[Aim of the exercise] With nothing left out, repeat every entry exactly.

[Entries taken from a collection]
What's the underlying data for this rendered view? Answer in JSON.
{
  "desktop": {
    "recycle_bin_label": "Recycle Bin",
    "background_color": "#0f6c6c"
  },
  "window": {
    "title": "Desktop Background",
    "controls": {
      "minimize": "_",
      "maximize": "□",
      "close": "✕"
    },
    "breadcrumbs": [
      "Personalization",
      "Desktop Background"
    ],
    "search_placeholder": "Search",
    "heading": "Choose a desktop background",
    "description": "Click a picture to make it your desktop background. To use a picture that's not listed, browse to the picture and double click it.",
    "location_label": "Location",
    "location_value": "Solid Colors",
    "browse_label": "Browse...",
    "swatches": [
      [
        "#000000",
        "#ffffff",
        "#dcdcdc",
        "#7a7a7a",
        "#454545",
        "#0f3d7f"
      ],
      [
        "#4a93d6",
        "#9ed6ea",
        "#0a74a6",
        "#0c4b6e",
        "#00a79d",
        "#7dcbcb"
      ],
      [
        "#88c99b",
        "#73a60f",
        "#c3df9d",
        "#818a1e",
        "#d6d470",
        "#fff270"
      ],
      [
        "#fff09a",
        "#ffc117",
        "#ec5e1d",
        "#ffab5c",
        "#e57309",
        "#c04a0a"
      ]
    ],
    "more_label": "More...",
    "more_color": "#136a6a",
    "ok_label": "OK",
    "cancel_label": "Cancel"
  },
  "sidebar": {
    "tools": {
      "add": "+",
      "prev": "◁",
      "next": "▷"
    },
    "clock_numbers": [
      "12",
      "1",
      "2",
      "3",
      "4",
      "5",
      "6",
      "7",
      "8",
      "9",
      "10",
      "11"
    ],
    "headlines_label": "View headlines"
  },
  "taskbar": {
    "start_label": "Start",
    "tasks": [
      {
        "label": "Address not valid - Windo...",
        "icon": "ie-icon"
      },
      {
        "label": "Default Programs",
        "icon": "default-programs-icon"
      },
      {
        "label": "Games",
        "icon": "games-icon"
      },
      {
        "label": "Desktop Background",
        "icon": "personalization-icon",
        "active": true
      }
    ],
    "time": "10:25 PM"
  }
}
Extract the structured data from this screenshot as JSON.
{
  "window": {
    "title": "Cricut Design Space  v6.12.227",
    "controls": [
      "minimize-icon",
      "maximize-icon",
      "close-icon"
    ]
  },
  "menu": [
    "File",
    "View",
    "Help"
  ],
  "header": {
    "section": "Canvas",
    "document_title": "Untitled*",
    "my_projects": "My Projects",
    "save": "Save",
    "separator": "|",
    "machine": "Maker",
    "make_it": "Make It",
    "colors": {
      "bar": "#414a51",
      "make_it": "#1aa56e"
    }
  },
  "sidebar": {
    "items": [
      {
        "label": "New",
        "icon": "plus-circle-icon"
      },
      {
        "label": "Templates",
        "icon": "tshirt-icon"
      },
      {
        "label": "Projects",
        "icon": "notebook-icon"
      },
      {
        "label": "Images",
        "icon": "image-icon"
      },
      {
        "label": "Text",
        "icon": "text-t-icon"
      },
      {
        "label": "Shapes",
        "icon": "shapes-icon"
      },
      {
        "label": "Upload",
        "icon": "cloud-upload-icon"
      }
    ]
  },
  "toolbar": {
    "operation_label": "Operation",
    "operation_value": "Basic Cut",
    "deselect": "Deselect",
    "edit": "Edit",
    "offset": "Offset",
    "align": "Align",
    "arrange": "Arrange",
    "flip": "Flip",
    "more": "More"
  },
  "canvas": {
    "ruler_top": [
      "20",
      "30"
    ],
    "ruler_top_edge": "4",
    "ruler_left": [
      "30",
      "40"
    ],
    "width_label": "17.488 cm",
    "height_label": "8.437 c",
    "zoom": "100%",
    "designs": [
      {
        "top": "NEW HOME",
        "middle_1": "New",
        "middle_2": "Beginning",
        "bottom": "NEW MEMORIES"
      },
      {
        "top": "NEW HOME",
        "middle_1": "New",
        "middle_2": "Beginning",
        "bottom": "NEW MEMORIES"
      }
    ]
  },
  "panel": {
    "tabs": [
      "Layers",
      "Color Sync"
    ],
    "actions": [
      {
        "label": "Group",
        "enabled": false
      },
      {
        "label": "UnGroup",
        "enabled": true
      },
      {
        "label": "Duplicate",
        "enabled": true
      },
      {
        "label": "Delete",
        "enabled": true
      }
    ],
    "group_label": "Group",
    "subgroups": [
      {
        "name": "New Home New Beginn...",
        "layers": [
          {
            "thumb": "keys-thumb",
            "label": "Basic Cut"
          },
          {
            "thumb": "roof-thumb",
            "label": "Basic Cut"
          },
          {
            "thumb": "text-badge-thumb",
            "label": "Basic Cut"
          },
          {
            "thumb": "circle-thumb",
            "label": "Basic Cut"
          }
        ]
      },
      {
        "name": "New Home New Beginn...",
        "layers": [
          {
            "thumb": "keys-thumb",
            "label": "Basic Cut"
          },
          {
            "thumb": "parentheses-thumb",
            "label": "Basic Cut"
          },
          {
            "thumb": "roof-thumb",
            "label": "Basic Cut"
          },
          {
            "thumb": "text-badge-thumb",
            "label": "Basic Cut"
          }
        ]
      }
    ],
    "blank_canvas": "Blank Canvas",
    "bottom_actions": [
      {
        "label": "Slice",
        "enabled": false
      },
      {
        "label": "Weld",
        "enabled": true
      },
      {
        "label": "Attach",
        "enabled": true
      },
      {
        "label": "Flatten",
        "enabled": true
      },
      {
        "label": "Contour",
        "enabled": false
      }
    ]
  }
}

[Solution to this problem]
What's the underlying data for this rendered view? Answer in JSON.
{
  "desktop": {
    "recycle_bin_label": "Recycle Bin",
    "background_color": "#0f6c6c"
  },
  "window": {
    "title": "Desktop Background",
    "controls": {
      "minimize": "_",
      "maximize": "□",
      "close": "✕"
    },
    "breadcrumbs": [
      "Personalization",
      "Desktop Background"
    ],
    "search_placeholder": "Search",
    "heading": "Choose a desktop background",
    "description": "Click a picture to make it your desktop background. To use a picture that's not listed, browse to the picture and double click it.",
    "location_label": "Location",
    "location_value": "Solid Colors",
    "browse_label": "Browse...",
    "swatches": [
      [
        "#000000",
        "#ffffff",
        "#dcdcdc",
        "#7a7a7a",
        "#454545",
        "#0f3d7f"
      ],
      [
        "#4a93d6",
        "#9ed6ea",
        "#0a74a6",
        "#0c4b6e",
        "#00a79d",
        "#7dcbcb"
      ],
      [
        "#88c99b",
        "#73a60f",
        "#c3df9d",
        "#818a1e",
        "#d6d470",
        "#fff270"
      ],
      [
        "#fff09a",
        "#ffc117",
        "#ec5e1d",
        "#ffab5c",
        "#e57309",
        "#c04a0a"
      ]
    ],
    "more_label": "More...",
    "more_color": "#136a6a",
    "ok_label": "OK",
    "cancel_label": "Cancel"
  },
  "sidebar": {
    "tools": {
      "add": "+",
      "prev": "◁",
      "next": "▷"
    },
    "clock_numbers": [
      "12",
      "1",
      "2",
      "3",
      "4",
      "5",
      "6",
      "7",
      "8",
      "9",
      "10",
      "11"
    ],
    "headlines_label": "View headlines"
  },
  "taskbar": {
    "start_label": "Start",
    "tasks": [
      {
        "label": "Address not valid - Windo...",
        "icon": "ie-icon"
      },
      {
        "label": "Default Programs",
        "icon": "default-programs-icon"
      },
      {
        "label": "Games",
        "icon": "games-icon"
      },
      {
        "label": "Desktop Background",
        "icon": "personalization-icon",
        "active": true
      }
    ],
    "time": "10:25 PM"
  }
}
Extract the structured data from this screenshot as JSON.
{
  "window": {
    "title": "Cricut Design Space  v6.12.227",
    "controls": [
      "minimize-icon",
      "maximize-icon",
      "close-icon"
    ]
  },
  "menu": [
    "File",
    "View",
    "Help"
  ],
  "header": {
    "section": "Canvas",
    "document_title": "Untitled*",
    "my_projects": "My Projects",
    "save": "Save",
    "separator": "|",
    "machine": "Maker",
    "make_it": "Make It",
    "colors": {
      "bar": "#414a51",
      "make_it": "#1aa56e"
    }
  },
  "sidebar": {
    "items": [
      {
        "label": "New",
        "icon": "plus-circle-icon"
      },
      {
        "label": "Templates",
        "icon": "tshirt-icon"
      },
      {
        "label": "Projects",
        "icon": "notebook-icon"
      },
      {
        "label": "Images",
        "icon": "image-icon"
      },
      {
        "label": "Text",
        "icon": "text-t-icon"
      },
      {
        "label": "Shapes",
        "icon": "shapes-icon"
      },
      {
        "label": "Upload",
        "icon": "cloud-upload-icon"
      }
    ]
  },
  "toolbar": {
    "operation_label": "Operation",
    "operation_value": "Basic Cut",
    "deselect": "Deselect",
    "edit": "Edit",
    "offset": "Offset",
    "align": "Align",
    "arrange": "Arrange",
    "flip": "Flip",
    "more": "More"
  },
  "canvas": {
    "ruler_top": [
      "20",
      "30"
    ],
    "ruler_top_edge": "4",
    "ruler_left": [
      "30",
      "40"
    ],
    "width_label": "17.488 cm",
    "height_label": "8.437 c",
    "zoom": "100%",
    "designs": [
      {
        "top": "NEW HOME",
        "middle_1": "New",
        "middle_2": "Beginning",
        "bottom": "NEW MEMORIES"
      },
      {
        "top": "NEW HOME",
        "middle_1": "New",
        "middle_2": "Beginning",
        "bottom": "NEW MEMORIES"
      }
    ]
  },
  "panel": {
    "tabs": [
      "Layers",
      "Color Sync"
    ],
    "actions": [
      {
        "label": "Group",
        "enabled": false
      },
      {
        "label": "UnGroup",
        "enabled": true
      },
      {
        "label": "Duplicate",
        "enabled": true
      },
      {
        "label": "Delete",
        "enabled": true
      }
    ],
    "group_label": "Group",
    "subgroups": [
      {
        "name": "New Home New Beginn...",
        "layers": [
          {
            "thumb": "keys-thumb",
            "label": "Basic Cut"
          },
          {
            "thumb": "roof-thumb",
            "label": "Basic Cut"
          },
          {
            "thumb": "text-badge-thumb",
            "label": "Basic Cut"
          },
          {
            "thumb": "circle-thumb",
            "label": "Basic Cut"
          }
        ]
      },
      {
        "name": "New Home New Beginn...",
        "layers": [
          {
            "thumb": "keys-thumb",
            "label": "Basic Cut"
          },
          {
            "thumb": "parentheses-thumb",
            "label": "Basic Cut"
          },
          {
            "thumb": "roof-thumb",
            "label": "Basic Cut"
          },
          {
            "thumb": "text-badge-thumb",
            "label": "Basic Cut"
          }
        ]
      }
    ],
    "blank_canvas": "Blank Canvas",
    "bottom_actions": [
      {
        "label": "Slice",
        "enabled": false
      },
      {
        "label": "Weld",
        "enabled": true
      },
      {
        "label": "Attach",
        "enabled": true
      },
      {
        "label": "Flatten",
        "enabled": true
      },
      {
        "label": "Contour",
        "enabled": false
      }
    ]
  }
}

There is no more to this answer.